Given that transmission is the contextual variable for host-parasite interaction (and its evolution in a given case), the subtleties of low-virulence, multiple life-stages, and multiple host species turn out to be a matter of fascinating diversity for transmission strategy. That’s why in addition to optimal foraging and mate choice strategy, parasite-host interactions became the golden child for the renaissance of behavioral ecology in the 1970s and 1980s. Those variables offer such spin-the-dial fun that the algorithms look like circles-and-arrows in a conspiracy theory.

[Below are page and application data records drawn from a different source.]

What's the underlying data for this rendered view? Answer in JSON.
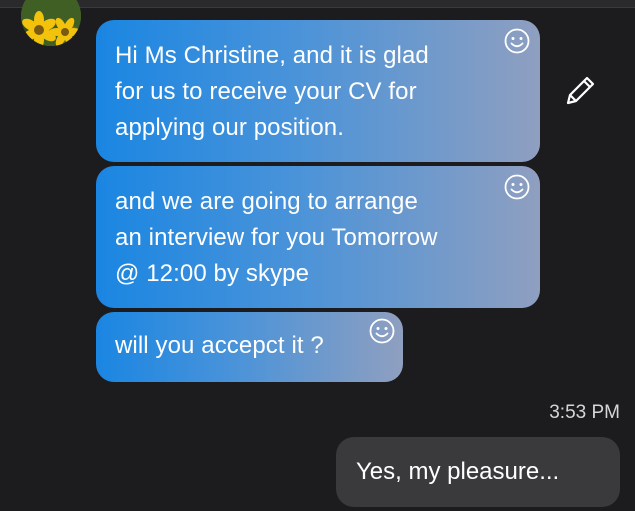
{
  "conversation": {
    "incoming_messages": [
      {
        "text": "Hi Ms Christine, and it is glad\nfor us to receive your CV for\napplying our position."
      },
      {
        "text": "and we are going to arrange\nan interview for you Tomorrow\n@ 12:00 by skype"
      },
      {
        "text": "will you accepct it ?"
      }
    ],
    "timestamp": "3:53 PM",
    "outgoing_message": {
      "text": "Yes, my pleasure..."
    }
  },
  "colors": {
    "background": "#1c1c1e",
    "incoming_gradient_start": "#1a86e2",
    "incoming_gradient_end": "#8f9fc0",
    "outgoing_bubble": "#3a3a3c"
  },
  "icons": {
    "reaction": "smiley-face-icon",
    "edit": "pencil-icon",
    "avatar": "sunflower-avatar"
  }
}
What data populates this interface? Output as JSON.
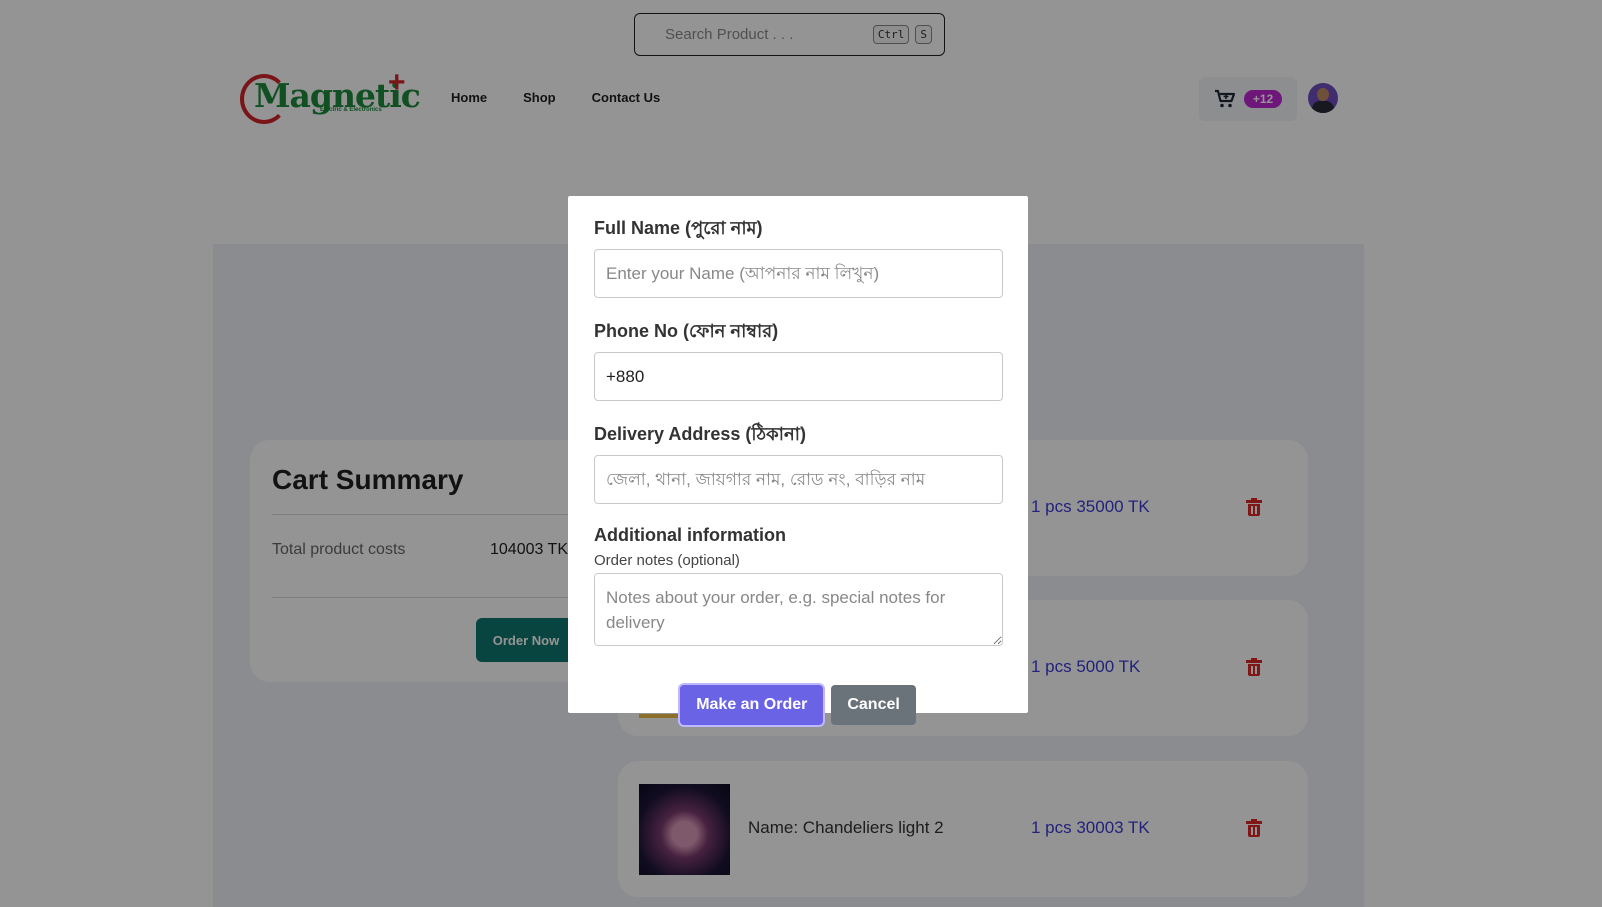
{
  "search": {
    "placeholder": "Search Product . . .",
    "shortcut_keys": [
      "Ctrl",
      "S"
    ]
  },
  "brand": {
    "logo_text": "Magnetic",
    "logo_plus": "+",
    "logo_tagline": "Electric & Electronics"
  },
  "nav": {
    "items": [
      {
        "label": "Home"
      },
      {
        "label": "Shop"
      },
      {
        "label": "Contact Us"
      }
    ]
  },
  "cart": {
    "icon": "cart-icon",
    "badge": "+12"
  },
  "summary": {
    "title": "Cart Summary",
    "total_label": "Total product costs",
    "total_value": "104003 TK",
    "order_button": "Order Now"
  },
  "items": [
    {
      "name": "",
      "qty_price": "1 pcs 35000 TK"
    },
    {
      "name": "",
      "qty_price": "1 pcs 5000 TK"
    },
    {
      "name": "Name: Chandeliers light 2",
      "qty_price": "1 pcs 30003 TK"
    }
  ],
  "modal": {
    "full_name_label": "Full Name (পুরো নাম)",
    "full_name_placeholder": "Enter your Name (আপনার নাম লিখুন)",
    "phone_label": "Phone No (ফোন নাম্বার)",
    "phone_value": "+880",
    "address_label": "Delivery Address (ঠিকানা)",
    "address_placeholder": "জেলা, থানা, জায়গার নাম, রোড নং, বাড়ির নাম",
    "additional_label": "Additional information",
    "notes_label": "Order notes (optional)",
    "notes_placeholder": "Notes about your order, e.g. special notes for delivery",
    "submit_button": "Make an Order",
    "cancel_button": "Cancel"
  },
  "colors": {
    "primary": "#6b63e6",
    "secondary": "#6b737a",
    "order_now": "#0f766e",
    "badge": "#c026d3",
    "price": "#3b3bd6",
    "delete": "#dc2626"
  }
}
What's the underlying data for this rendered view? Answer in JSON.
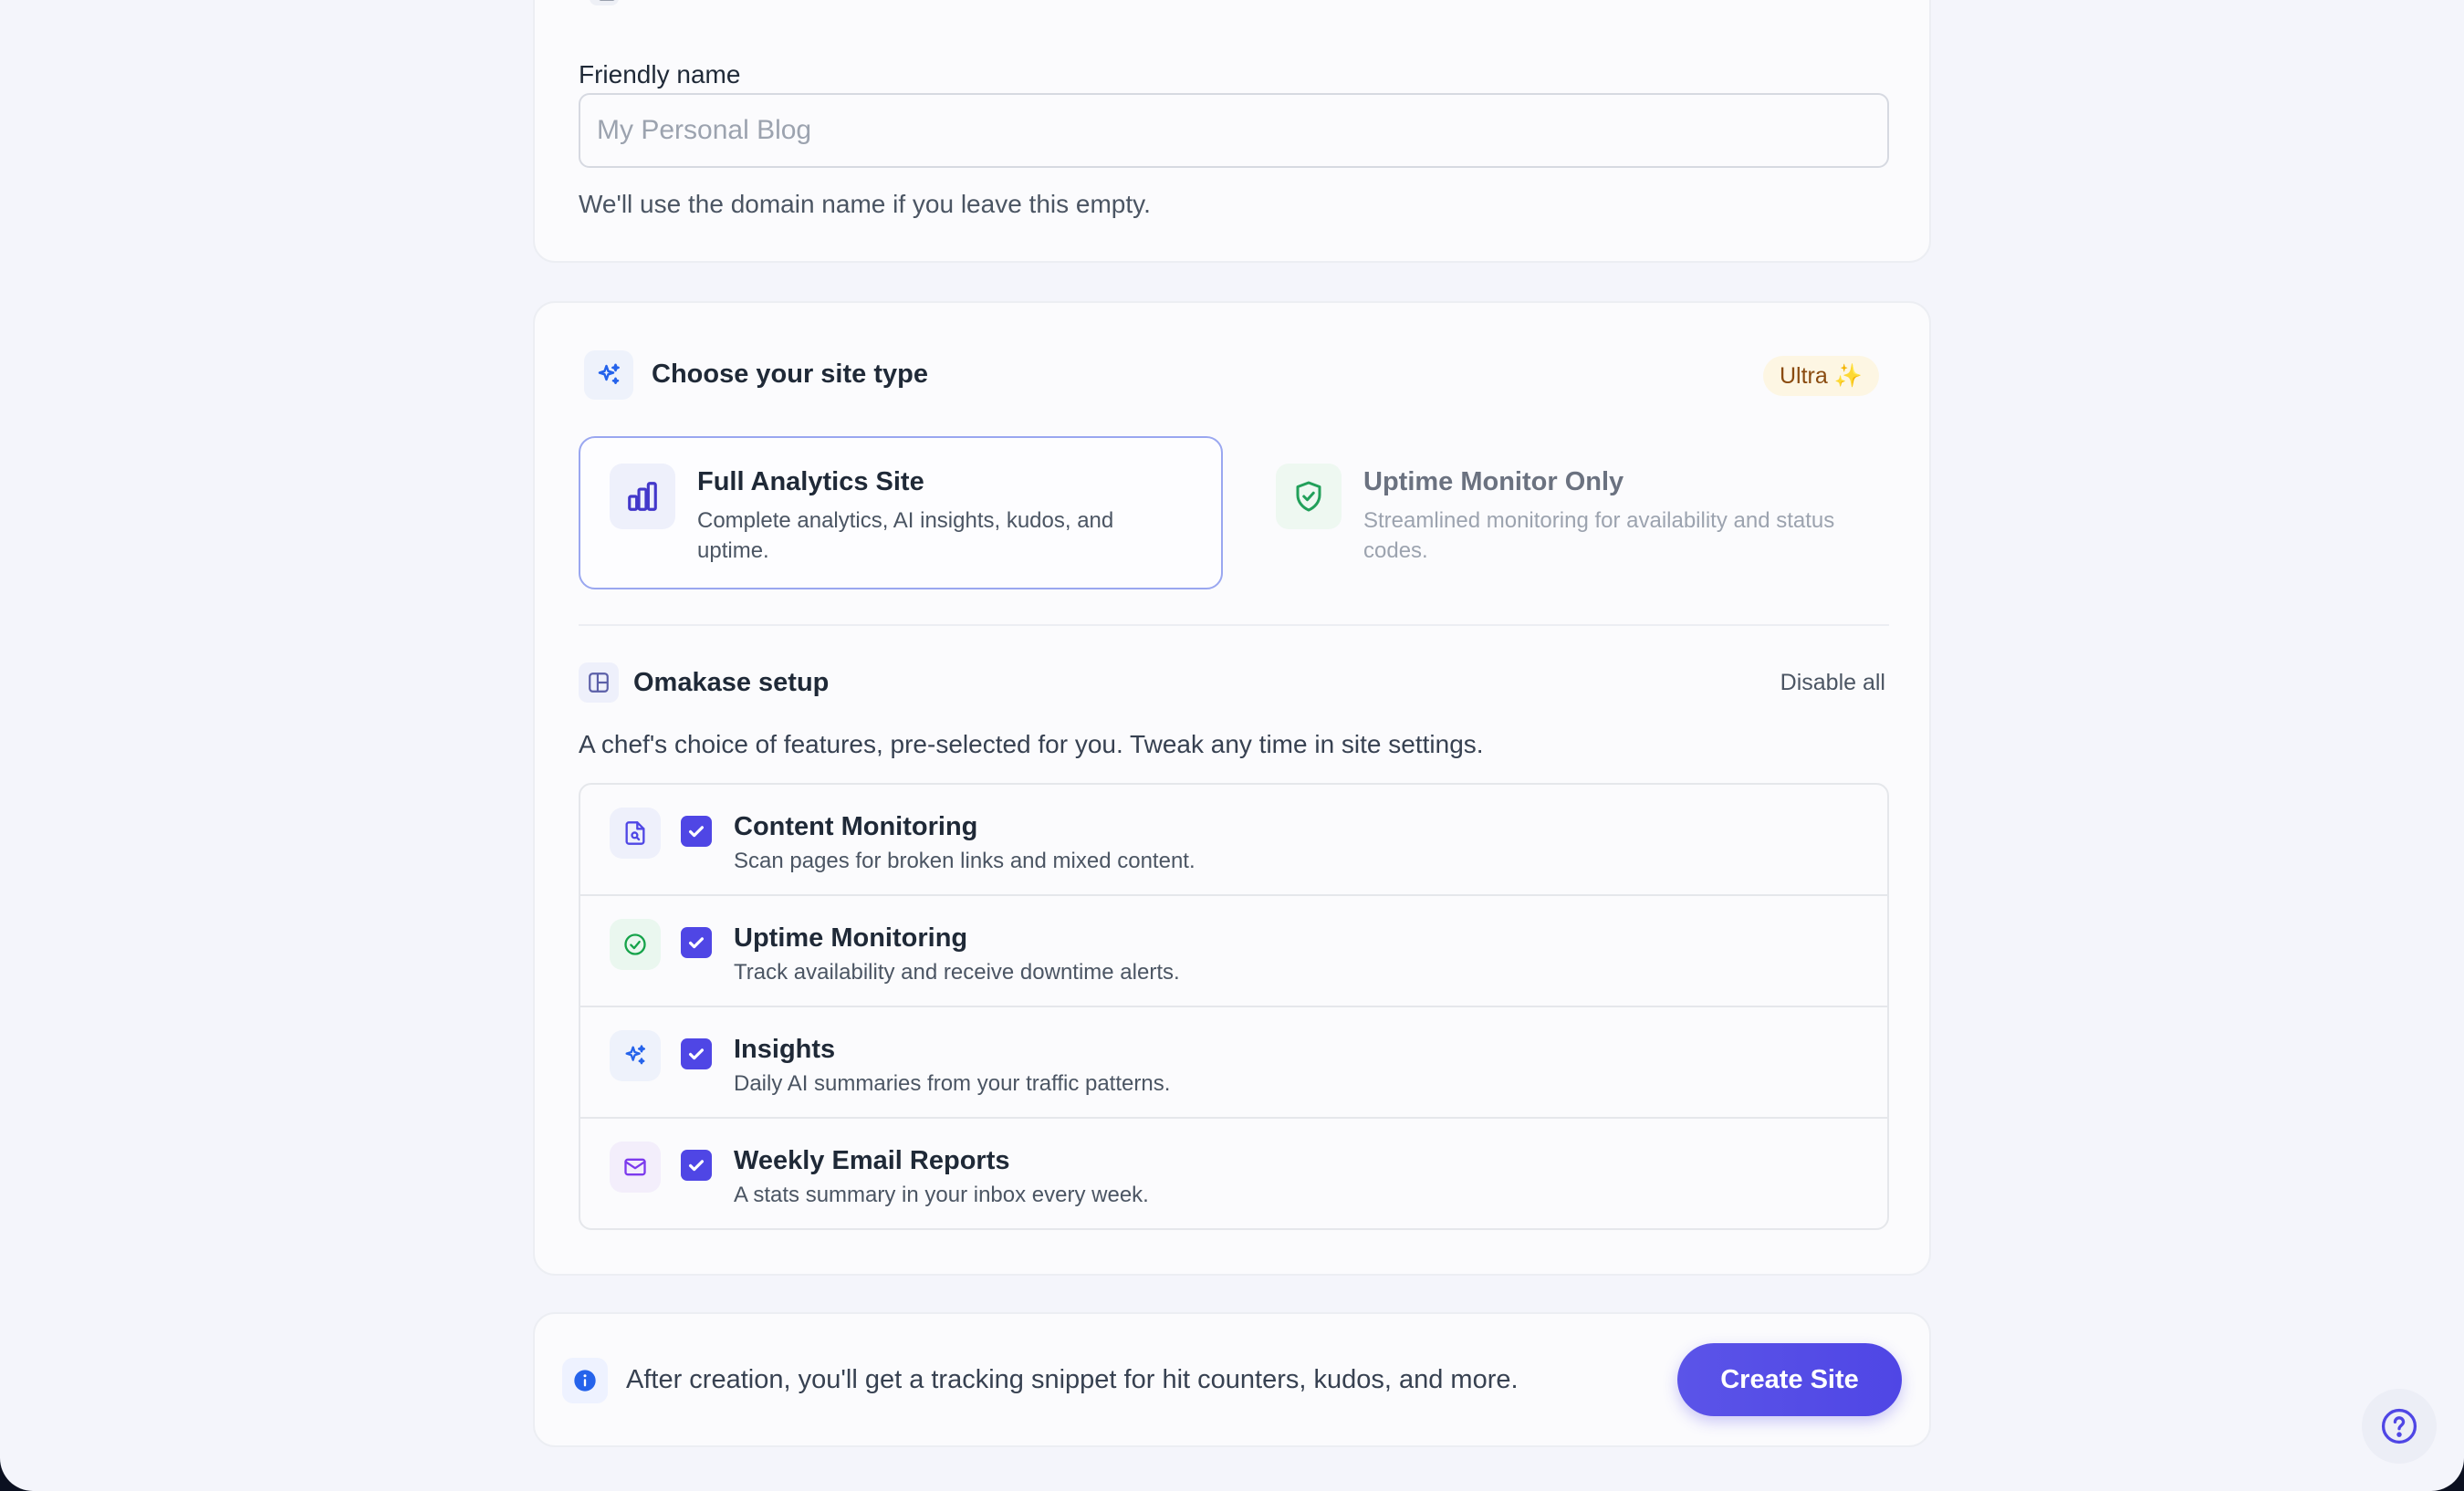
{
  "name_card": {
    "label": "Friendly name",
    "placeholder": "My Personal Blog",
    "value": "",
    "help": "We'll use the domain name if you leave this empty."
  },
  "type_card": {
    "title": "Choose your site type",
    "badge": "Ultra ✨",
    "options": [
      {
        "title": "Full Analytics Site",
        "description": "Complete analytics, AI insights, kudos, and uptime.",
        "selected": true,
        "icon": "bar-chart-icon"
      },
      {
        "title": "Uptime Monitor Only",
        "description": "Streamlined monitoring for availability and status codes.",
        "selected": false,
        "icon": "shield-check-icon"
      }
    ],
    "omakase": {
      "title": "Omakase setup",
      "disable_all": "Disable all",
      "description": "A chef's choice of features, pre-selected for you. Tweak any time in site settings.",
      "features": [
        {
          "title": "Content Monitoring",
          "description": "Scan pages for broken links and mixed content.",
          "checked": true,
          "icon": "document-search-icon"
        },
        {
          "title": "Uptime Monitoring",
          "description": "Track availability and receive downtime alerts.",
          "checked": true,
          "icon": "check-circle-icon"
        },
        {
          "title": "Insights",
          "description": "Daily AI summaries from your traffic patterns.",
          "checked": true,
          "icon": "sparkles-icon"
        },
        {
          "title": "Weekly Email Reports",
          "description": "A stats summary in your inbox every week.",
          "checked": true,
          "icon": "mail-icon"
        }
      ]
    }
  },
  "footer": {
    "info": "After creation, you'll get a tracking snippet for hit counters, kudos, and more.",
    "create_button": "Create Site"
  },
  "colors": {
    "accent": "#4f46e5",
    "page_bg": "#f4f5fb",
    "card_bg": "#fbfbfd",
    "badge_bg": "#fdf6e3",
    "badge_text": "#8a4b0f",
    "success": "#16a34a"
  }
}
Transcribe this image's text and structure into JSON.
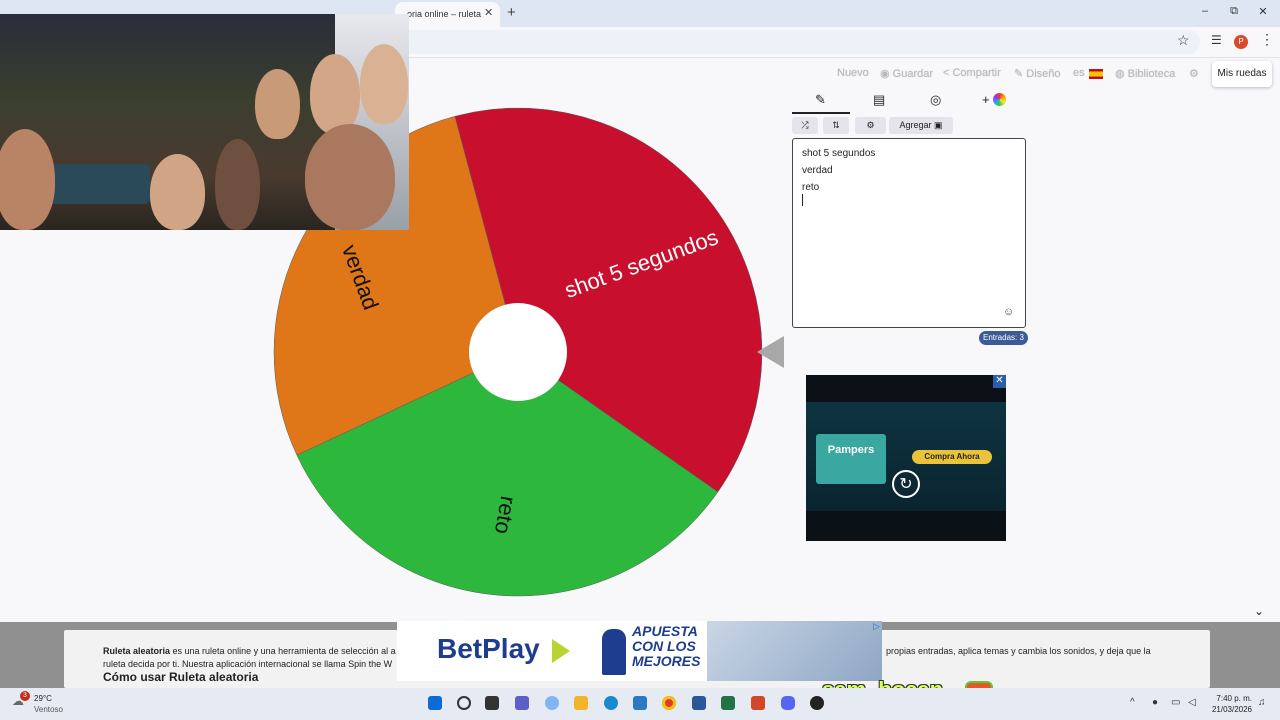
{
  "browser": {
    "tab_title": "oria online – ruleta",
    "tab_close": "✕",
    "new_tab": "+",
    "win_min": "–",
    "win_restore": "⧉",
    "win_close": "✕",
    "star": "☆",
    "profile_initial": "P",
    "menu": "⋮"
  },
  "toolbar": {
    "new": "Nuevo",
    "save": "Guardar",
    "share": "Compartir",
    "design": "Diseño",
    "lang": "es",
    "library": "Biblioteca",
    "my_wheels": "Mis ruedas"
  },
  "editor": {
    "tab_edit_icon": "✎",
    "tab_results_icon": "▤",
    "tab_hide_icon": "◎",
    "tab_add_icon": "+",
    "shuffle_icon": "⤮",
    "sort_icon": "⇅",
    "settings_icon": "⚙",
    "add_label": "Agregar",
    "entries": [
      "shot 5 segundos",
      "verdad",
      "reto"
    ],
    "emoji_icon": "☺",
    "count_label": "Entradas: 3"
  },
  "wheel": {
    "segments": [
      {
        "label": "shot 5 segundos",
        "color": "#c8102e"
      },
      {
        "label": "reto",
        "color": "#2db83d"
      },
      {
        "label": "verdad",
        "color": "#df7617"
      }
    ]
  },
  "ad": {
    "brand": "Pampers",
    "cta": "Compra Ahora",
    "close": "✕",
    "replay": "↻"
  },
  "description": {
    "left_bold": "Ruleta aleatoria",
    "left_text": " es una ruleta online y una herramienta de selección al a",
    "left_line2": "ruleta decida por ti. Nuestra aplicación internacional se llama Spin the W",
    "left_heading": "Cómo usar Ruleta aleatoria",
    "right_text": "propias entradas, aplica temas y cambia los sonidos, y deja que la"
  },
  "betplay": {
    "logo": "BetPlay",
    "slogan": "APUESTA CON LOS MEJORES"
  },
  "streamer": "sam_bocan",
  "taskbar": {
    "badge": "3",
    "temp": "29°C",
    "weather": "Ventoso",
    "time": "7:40 p. m.",
    "date": "21/03/2026"
  }
}
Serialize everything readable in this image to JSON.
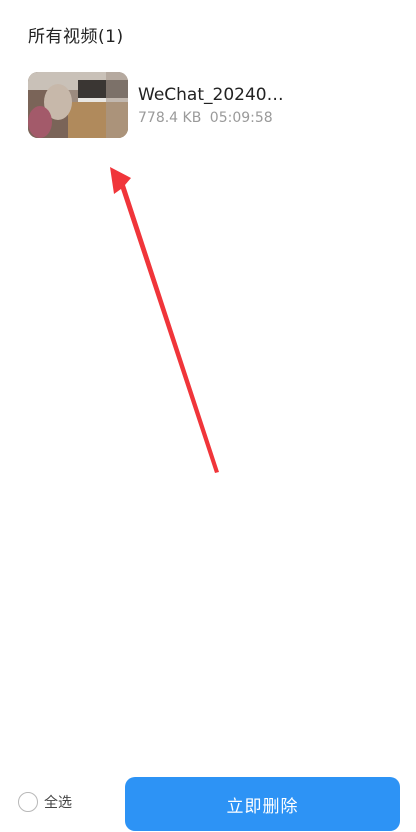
{
  "header": {
    "title": "所有视频(1)"
  },
  "videos": [
    {
      "name": "WeChat_20240…",
      "size": "778.4 KB",
      "time": "05:09:58",
      "thumbnail_icon": "video-thumbnail"
    }
  ],
  "annotation": {
    "arrow_color": "#f0353a"
  },
  "footer": {
    "select_all_label": "全选",
    "delete_label": "立即删除",
    "delete_color": "#2d93f5"
  }
}
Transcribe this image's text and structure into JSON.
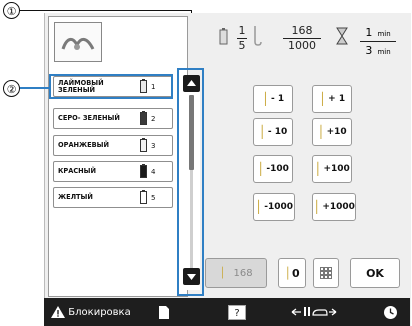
{
  "callouts": [
    "①",
    "②"
  ],
  "thread_list": [
    {
      "name": "ЛАЙМОВЫЙ ЗЕЛЕНЫЙ",
      "number": "1",
      "color": "#e8e8e8"
    },
    {
      "name": "СЕРО- ЗЕЛЕНЫЙ",
      "number": "2",
      "color": "#3a3a3a"
    },
    {
      "name": "ОРАНЖЕВЫЙ",
      "number": "3",
      "color": "#f2f2f2"
    },
    {
      "name": "КРАСНЫЙ",
      "number": "4",
      "color": "#1a1a1a"
    },
    {
      "name": "ЖЕЛТЫЙ",
      "number": "5",
      "color": "#ffffff"
    }
  ],
  "progress": {
    "color_current": "1",
    "color_total": "5",
    "stitch_current": "168",
    "stitch_total": "1000",
    "time_current": "1",
    "time_total": "3",
    "time_unit": "min"
  },
  "step_buttons": [
    "- 1",
    "+ 1",
    "- 10",
    "+10",
    "-100",
    "+100",
    "-1000",
    "+1000"
  ],
  "bottom": {
    "stitch_value": "168",
    "zero_label": "0",
    "ok_label": "OK"
  },
  "taskbar": {
    "lock_label": "Блокировка"
  },
  "colors": {
    "accent_blue": "#2f7fc4",
    "taskbar": "#1e1e1e"
  }
}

… including the juiciest bit of all, when parasites alter host behaviors. Usually, it’s done in such a way that gets the parasite or its offspring into another host, meaning across-species in a multiple-host-species sequence.
To repeat, severe detriment to the host is a typical feature of this tactic.
Movie-wise, the most common application of this concept concerns host aggression, most often transmission through body fluids – saliva via biting, and blood. The obvious inspiration is rabies, and combining that with agency/person-file tricks (see Death: what remains) yields the understandable intensity of zombie film tropes.
Here’s another spin on parasitism which I’m sad to say has received insufficient research attention outside of medical application, as well as insufficient cinematic shock application: sexual transmission. You can see what’s happening here easily I’m sure. If the hosts are already carrying out close-contact activities at a reliable frequency, then it’s a ready-made pathway of host-to-host parasite traffic.
All of which brings us square into Shivers territory. I am, in fact, unaware of any actual sexually-transmitted parasite which heightens hosts’ likelihood of sexual contact. Theoretically, it would seem a lovely, even predictable tactic. Shivers is about precisely this thing; once infecting you, the bug makes you … uninhibited. It can result in all manner of untoward behavior, but primarily attraction and lust. The effect becomes more and more extreme, and is apparently a one-way ticket into mania. [disclosure: consistent with many B films, the actual logic and physicality of the parasite is murky and not particularly sound, biologically; I am OK with that]
The movie’s available all over Youtube, however legal that may or may not be. Run a search (“Shivers 1975” ’cause there’s some other thing by that name); I’ll never tell.
The movie’s most obvious strength is that it takes its plain old squicky idea all the way through to the completely understandable ending. It even becomes a top-ranking zombie movie, especially since it features no “walking dead” at all. But I’m especially impressed with its brief dip into actual disturbing-dramatic territory worthy of the best science fiction, when examining the parasite’s effects at intermediate severity. The scene (warning: NSFW) concerns a distraught woman being comforted by a neighbor, which then turns into a sex scene. Contrary to some interpretations, I don’t think it pathologizes same-sex attraction, but instead, shows the warmest and most – in the colloquial sense of the word – human emotion in the entire film, which is set in a culturally-sterile high-rise complex and constantly emphasizes how badly-alienated the people in it already are. The infected woman is affected by the parasite but is still operating within the bounds of ordinary human behavior and emotion. All of the expressed emotions and interactions are, for lack of a better word, sincere.
Think about that – that your sincerity, intensity of emotion, heartfelt communication, empathy with another person, and commitment to acting upon it … feel the same, arguably are the same experiential phenomenon, whether it’s “you” or the parasite’s influence upon you.
Night night! Sleep tight!